[[ LISTED ENTRIES open ]]

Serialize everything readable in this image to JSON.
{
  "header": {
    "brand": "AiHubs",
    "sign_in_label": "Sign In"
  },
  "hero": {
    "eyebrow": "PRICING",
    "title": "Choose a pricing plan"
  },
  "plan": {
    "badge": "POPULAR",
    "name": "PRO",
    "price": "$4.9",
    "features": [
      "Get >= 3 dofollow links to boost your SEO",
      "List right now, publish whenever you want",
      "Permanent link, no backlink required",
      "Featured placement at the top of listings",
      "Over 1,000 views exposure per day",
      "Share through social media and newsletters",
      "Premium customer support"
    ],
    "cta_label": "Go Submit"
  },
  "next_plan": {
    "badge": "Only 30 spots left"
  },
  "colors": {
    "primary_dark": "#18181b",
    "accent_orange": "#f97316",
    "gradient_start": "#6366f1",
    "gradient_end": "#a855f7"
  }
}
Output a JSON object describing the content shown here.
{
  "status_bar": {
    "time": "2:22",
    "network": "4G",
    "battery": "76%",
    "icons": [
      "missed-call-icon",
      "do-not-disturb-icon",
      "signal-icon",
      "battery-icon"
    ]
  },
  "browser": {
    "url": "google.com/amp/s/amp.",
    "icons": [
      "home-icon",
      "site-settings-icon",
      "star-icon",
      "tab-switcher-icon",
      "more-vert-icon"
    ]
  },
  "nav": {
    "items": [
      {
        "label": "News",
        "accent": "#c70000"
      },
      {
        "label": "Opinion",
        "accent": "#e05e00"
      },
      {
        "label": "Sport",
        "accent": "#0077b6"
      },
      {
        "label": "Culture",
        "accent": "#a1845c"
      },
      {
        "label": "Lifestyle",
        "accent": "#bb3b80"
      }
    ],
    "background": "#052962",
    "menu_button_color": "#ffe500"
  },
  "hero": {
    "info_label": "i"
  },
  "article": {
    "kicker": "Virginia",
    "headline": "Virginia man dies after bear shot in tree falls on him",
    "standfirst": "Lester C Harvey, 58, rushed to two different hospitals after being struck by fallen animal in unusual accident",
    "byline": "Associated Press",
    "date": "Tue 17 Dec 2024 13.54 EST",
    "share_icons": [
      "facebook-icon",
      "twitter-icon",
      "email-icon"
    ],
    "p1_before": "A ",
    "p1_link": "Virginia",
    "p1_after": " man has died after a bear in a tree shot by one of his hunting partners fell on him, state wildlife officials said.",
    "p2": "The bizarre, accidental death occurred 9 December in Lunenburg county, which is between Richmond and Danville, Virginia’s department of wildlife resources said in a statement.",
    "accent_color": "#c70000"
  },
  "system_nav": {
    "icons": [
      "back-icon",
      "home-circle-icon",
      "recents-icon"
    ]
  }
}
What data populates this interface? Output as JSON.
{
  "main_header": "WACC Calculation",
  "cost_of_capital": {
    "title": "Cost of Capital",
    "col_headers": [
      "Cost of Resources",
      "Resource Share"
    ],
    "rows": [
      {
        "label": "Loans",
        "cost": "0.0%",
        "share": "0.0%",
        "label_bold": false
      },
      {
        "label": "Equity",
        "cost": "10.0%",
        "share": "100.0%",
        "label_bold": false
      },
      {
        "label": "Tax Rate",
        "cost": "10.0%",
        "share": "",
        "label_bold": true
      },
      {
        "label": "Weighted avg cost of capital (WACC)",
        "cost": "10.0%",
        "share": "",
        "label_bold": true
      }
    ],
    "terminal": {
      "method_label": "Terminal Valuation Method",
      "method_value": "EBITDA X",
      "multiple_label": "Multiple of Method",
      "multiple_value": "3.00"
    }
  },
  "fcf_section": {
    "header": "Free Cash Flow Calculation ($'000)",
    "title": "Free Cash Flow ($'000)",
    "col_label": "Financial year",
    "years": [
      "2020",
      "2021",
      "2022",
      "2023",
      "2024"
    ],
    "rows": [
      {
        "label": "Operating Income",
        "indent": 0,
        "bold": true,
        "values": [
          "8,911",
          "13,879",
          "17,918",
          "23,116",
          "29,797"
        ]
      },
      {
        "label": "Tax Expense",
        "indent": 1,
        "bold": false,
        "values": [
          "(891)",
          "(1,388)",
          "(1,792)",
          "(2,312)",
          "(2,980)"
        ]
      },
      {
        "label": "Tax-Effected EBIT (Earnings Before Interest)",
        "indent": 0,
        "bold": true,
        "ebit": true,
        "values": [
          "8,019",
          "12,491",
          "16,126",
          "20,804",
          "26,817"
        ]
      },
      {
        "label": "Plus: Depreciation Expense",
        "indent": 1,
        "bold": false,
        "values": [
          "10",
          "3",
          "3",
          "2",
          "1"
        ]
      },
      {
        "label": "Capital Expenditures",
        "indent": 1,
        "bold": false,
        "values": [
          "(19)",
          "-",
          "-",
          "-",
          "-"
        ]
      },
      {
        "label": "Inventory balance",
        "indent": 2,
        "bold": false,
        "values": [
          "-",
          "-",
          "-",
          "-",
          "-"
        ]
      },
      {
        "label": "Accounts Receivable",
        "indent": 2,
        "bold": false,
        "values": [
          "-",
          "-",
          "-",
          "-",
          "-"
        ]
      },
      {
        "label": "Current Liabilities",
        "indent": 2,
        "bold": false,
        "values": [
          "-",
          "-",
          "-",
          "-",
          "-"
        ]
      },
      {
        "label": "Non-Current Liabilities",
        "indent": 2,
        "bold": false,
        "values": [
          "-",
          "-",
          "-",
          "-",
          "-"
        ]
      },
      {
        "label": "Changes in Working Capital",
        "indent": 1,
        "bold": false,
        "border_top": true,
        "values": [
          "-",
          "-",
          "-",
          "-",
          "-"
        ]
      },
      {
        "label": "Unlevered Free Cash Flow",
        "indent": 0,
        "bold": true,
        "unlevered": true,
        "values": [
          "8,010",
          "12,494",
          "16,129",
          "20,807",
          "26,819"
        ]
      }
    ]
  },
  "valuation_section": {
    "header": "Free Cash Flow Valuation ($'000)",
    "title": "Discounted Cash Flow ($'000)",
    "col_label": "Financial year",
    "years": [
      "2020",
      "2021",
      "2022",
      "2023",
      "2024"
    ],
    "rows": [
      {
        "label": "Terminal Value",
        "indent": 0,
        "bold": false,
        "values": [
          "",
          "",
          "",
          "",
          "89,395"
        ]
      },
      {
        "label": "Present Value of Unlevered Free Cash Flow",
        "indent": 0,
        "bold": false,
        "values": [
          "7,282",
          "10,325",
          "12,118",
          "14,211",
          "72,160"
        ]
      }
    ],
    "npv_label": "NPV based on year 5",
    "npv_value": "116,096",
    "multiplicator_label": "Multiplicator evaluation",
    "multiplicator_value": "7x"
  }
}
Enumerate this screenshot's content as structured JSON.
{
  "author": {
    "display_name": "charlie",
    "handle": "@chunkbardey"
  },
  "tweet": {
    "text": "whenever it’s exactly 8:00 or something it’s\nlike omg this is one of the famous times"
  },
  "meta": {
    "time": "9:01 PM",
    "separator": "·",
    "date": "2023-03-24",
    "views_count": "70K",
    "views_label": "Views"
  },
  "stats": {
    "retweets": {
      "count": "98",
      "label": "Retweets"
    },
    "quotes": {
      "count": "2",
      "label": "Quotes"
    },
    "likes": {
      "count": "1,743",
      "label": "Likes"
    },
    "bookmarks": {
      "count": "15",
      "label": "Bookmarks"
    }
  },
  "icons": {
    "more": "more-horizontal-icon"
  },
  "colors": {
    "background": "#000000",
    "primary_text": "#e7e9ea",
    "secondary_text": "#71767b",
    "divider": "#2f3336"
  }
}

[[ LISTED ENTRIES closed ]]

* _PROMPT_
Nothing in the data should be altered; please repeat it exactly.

* _REPLY TO THE EXERCISE_
Serialize everything readable in this image to JSON.
{
  "header": {
    "brand": "AiHubs",
    "sign_in_label": "Sign In"
  },
  "hero": {
    "eyebrow": "PRICING",
    "title": "Choose a pricing plan"
  },
  "plan": {
    "badge": "POPULAR",
    "name": "PRO",
    "price": "$4.9",
    "features": [
      "Get >= 3 dofollow links to boost your SEO",
      "List right now, publish whenever you want",
      "Permanent link, no backlink required",
      "Featured placement at the top of listings",
      "Over 1,000 views exposure per day",
      "Share through social media and newsletters",
      "Premium customer support"
    ],
    "cta_label": "Go Submit"
  },
  "next_plan": {
    "badge": "Only 30 spots left"
  },
  "colors": {
    "primary_dark": "#18181b",
    "accent_orange": "#f97316",
    "gradient_start": "#6366f1",
    "gradient_end": "#a855f7"
  }
}
Output a JSON object describing the content shown here.
{
  "status_bar": {
    "time": "2:22",
    "network": "4G",
    "battery": "76%",
    "icons": [
      "missed-call-icon",
      "do-not-disturb-icon",
      "signal-icon",
      "battery-icon"
    ]
  },
  "browser": {
    "url": "google.com/amp/s/amp.",
    "icons": [
      "home-icon",
      "site-settings-icon",
      "star-icon",
      "tab-switcher-icon",
      "more-vert-icon"
    ]
  },
  "nav": {
    "items": [
      {
        "label": "News",
        "accent": "#c70000"
      },
      {
        "label": "Opinion",
        "accent": "#e05e00"
      },
      {
        "label": "Sport",
        "accent": "#0077b6"
      },
      {
        "label": "Culture",
        "accent": "#a1845c"
      },
      {
        "label": "Lifestyle",
        "accent": "#bb3b80"
      }
    ],
    "background": "#052962",
    "menu_button_color": "#ffe500"
  },
  "hero": {
    "info_label": "i"
  },
  "article": {
    "kicker": "Virginia",
    "headline": "Virginia man dies after bear shot in tree falls on him",
    "standfirst": "Lester C Harvey, 58, rushed to two different hospitals after being struck by fallen animal in unusual accident",
    "byline": "Associated Press",
    "date": "Tue 17 Dec 2024 13.54 EST",
    "share_icons": [
      "facebook-icon",
      "twitter-icon",
      "email-icon"
    ],
    "p1_before": "A ",
    "p1_link": "Virginia",
    "p1_after": " man has died after a bear in a tree shot by one of his hunting partners fell on him, state wildlife officials said.",
    "p2": "The bizarre, accidental death occurred 9 December in Lunenburg county, which is between Richmond and Danville, Virginia’s department of wildlife resources said in a statement.",
    "accent_color": "#c70000"
  },
  "system_nav": {
    "icons": [
      "back-icon",
      "home-circle-icon",
      "recents-icon"
    ]
  }
}
What data populates this interface? Output as JSON.
{
  "main_header": "WACC Calculation",
  "cost_of_capital": {
    "title": "Cost of Capital",
    "col_headers": [
      "Cost of Resources",
      "Resource Share"
    ],
    "rows": [
      {
        "label": "Loans",
        "cost": "0.0%",
        "share": "0.0%",
        "label_bold": false
      },
      {
        "label": "Equity",
        "cost": "10.0%",
        "share": "100.0%",
        "label_bold": false
      },
      {
        "label": "Tax Rate",
        "cost": "10.0%",
        "share": "",
        "label_bold": true
      },
      {
        "label": "Weighted avg cost of capital (WACC)",
        "cost": "10.0%",
        "share": "",
        "label_bold": true
      }
    ],
    "terminal": {
      "method_label": "Terminal Valuation Method",
      "method_value": "EBITDA X",
      "multiple_label": "Multiple of Method",
      "multiple_value": "3.00"
    }
  },
  "fcf_section": {
    "header": "Free Cash Flow Calculation ($'000)",
    "title": "Free Cash Flow ($'000)",
    "col_label": "Financial year",
    "years": [
      "2020",
      "2021",
      "2022",
      "2023",
      "2024"
    ],
    "rows": [
      {
        "label": "Operating Income",
        "indent": 0,
        "bold": true,
        "values": [
          "8,911",
          "13,879",
          "17,918",
          "23,116",
          "29,797"
        ]
      },
      {
        "label": "Tax Expense",
        "indent": 1,
        "bold": false,
        "values": [
          "(891)",
          "(1,388)",
          "(1,792)",
          "(2,312)",
          "(2,980)"
        ]
      },
      {
        "label": "Tax-Effected EBIT (Earnings Before Interest)",
        "indent": 0,
        "bold": true,
        "ebit": true,
        "values": [
          "8,019",
          "12,491",
          "16,126",
          "20,804",
          "26,817"
        ]
      },
      {
        "label": "Plus: Depreciation Expense",
        "indent": 1,
        "bold": false,
        "values": [
          "10",
          "3",
          "3",
          "2",
          "1"
        ]
      },
      {
        "label": "Capital Expenditures",
        "indent": 1,
        "bold": false,
        "values": [
          "(19)",
          "-",
          "-",
          "-",
          "-"
        ]
      },
      {
        "label": "Inventory balance",
        "indent": 2,
        "bold": false,
        "values": [
          "-",
          "-",
          "-",
          "-",
          "-"
        ]
      },
      {
        "label": "Accounts Receivable",
        "indent": 2,
        "bold": false,
        "values": [
          "-",
          "-",
          "-",
          "-",
          "-"
        ]
      },
      {
        "label": "Current Liabilities",
        "indent": 2,
        "bold": false,
        "values": [
          "-",
          "-",
          "-",
          "-",
          "-"
        ]
      },
      {
        "label": "Non-Current Liabilities",
        "indent": 2,
        "bold": false,
        "values": [
          "-",
          "-",
          "-",
          "-",
          "-"
        ]
      },
      {
        "label": "Changes in Working Capital",
        "indent": 1,
        "bold": false,
        "border_top": true,
        "values": [
          "-",
          "-",
          "-",
          "-",
          "-"
        ]
      },
      {
        "label": "Unlevered Free Cash Flow",
        "indent": 0,
        "bold": true,
        "unlevered": true,
        "values": [
          "8,010",
          "12,494",
          "16,129",
          "20,807",
          "26,819"
        ]
      }
    ]
  },
  "valuation_section": {
    "header": "Free Cash Flow Valuation ($'000)",
    "title": "Discounted Cash Flow ($'000)",
    "col_label": "Financial year",
    "years": [
      "2020",
      "2021",
      "2022",
      "2023",
      "2024"
    ],
    "rows": [
      {
        "label": "Terminal Value",
        "indent": 0,
        "bold": false,
        "values": [
          "",
          "",
          "",
          "",
          "89,395"
        ]
      },
      {
        "label": "Present Value of Unlevered Free Cash Flow",
        "indent": 0,
        "bold": false,
        "values": [
          "7,282",
          "10,325",
          "12,118",
          "14,211",
          "72,160"
        ]
      }
    ],
    "npv_label": "NPV based on year 5",
    "npv_value": "116,096",
    "multiplicator_label": "Multiplicator evaluation",
    "multiplicator_value": "7x"
  }
}
Enumerate this screenshot's content as structured JSON.
{
  "author": {
    "display_name": "charlie",
    "handle": "@chunkbardey"
  },
  "tweet": {
    "text": "whenever it’s exactly 8:00 or something it’s\nlike omg this is one of the famous times"
  },
  "meta": {
    "time": "9:01 PM",
    "separator": "·",
    "date": "2023-03-24",
    "views_count": "70K",
    "views_label": "Views"
  },
  "stats": {
    "retweets": {
      "count": "98",
      "label": "Retweets"
    },
    "quotes": {
      "count": "2",
      "label": "Quotes"
    },
    "likes": {
      "count": "1,743",
      "label": "Likes"
    },
    "bookmarks": {
      "count": "15",
      "label": "Bookmarks"
    }
  },
  "icons": {
    "more": "more-horizontal-icon"
  },
  "colors": {
    "background": "#000000",
    "primary_text": "#e7e9ea",
    "secondary_text": "#71767b",
    "divider": "#2f3336"
  }
}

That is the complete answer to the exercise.